[Activity]:
How many lines in the data below include the word "CLEARANCE"? Respond with the number, nothing more.

[Record excerpts]:
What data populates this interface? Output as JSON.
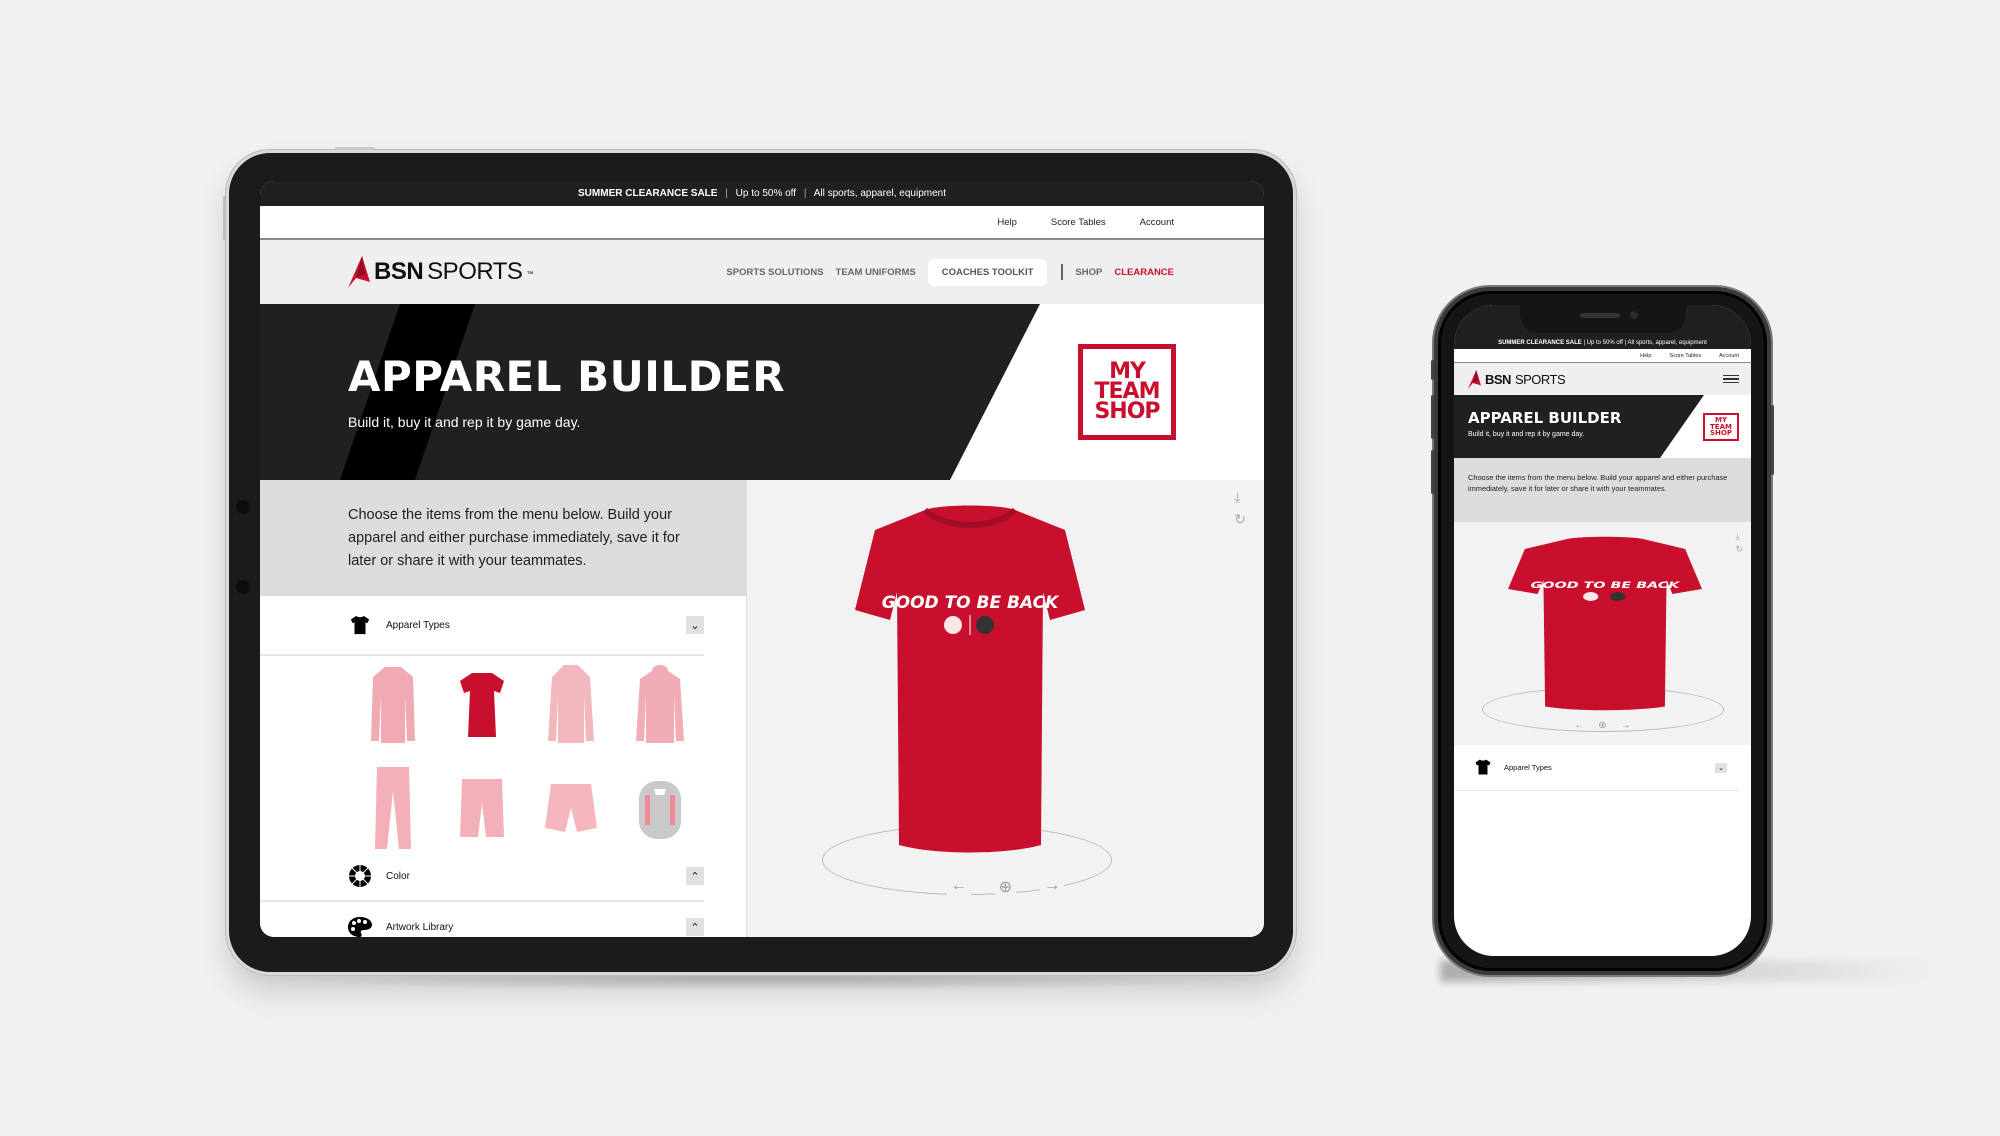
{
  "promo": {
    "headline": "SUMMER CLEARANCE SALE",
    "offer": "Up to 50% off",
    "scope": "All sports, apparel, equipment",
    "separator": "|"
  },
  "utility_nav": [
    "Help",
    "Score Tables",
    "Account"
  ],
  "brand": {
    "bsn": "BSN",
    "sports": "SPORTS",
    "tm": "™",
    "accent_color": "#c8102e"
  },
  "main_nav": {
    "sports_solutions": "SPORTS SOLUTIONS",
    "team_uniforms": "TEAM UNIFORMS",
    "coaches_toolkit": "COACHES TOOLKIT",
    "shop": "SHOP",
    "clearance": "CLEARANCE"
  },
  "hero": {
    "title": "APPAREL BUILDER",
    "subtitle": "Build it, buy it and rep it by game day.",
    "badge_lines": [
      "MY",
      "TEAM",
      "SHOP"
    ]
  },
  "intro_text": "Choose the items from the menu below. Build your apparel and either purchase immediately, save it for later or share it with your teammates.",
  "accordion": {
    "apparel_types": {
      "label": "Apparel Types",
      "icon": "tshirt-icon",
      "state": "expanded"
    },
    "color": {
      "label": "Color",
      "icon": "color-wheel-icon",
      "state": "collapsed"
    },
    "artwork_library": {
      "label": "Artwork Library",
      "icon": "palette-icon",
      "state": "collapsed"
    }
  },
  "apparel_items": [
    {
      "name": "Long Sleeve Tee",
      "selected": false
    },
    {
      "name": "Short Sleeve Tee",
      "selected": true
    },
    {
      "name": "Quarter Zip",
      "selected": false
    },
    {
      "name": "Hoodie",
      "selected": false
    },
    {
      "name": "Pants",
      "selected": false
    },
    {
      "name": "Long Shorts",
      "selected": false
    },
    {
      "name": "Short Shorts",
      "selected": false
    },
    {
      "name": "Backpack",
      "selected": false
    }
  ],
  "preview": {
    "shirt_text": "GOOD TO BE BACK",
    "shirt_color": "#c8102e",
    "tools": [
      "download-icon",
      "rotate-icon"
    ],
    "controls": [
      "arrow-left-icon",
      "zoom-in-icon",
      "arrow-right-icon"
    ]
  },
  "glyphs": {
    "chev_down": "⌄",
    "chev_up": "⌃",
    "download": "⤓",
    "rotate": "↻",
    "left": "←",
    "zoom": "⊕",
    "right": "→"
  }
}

[Written reply]:
2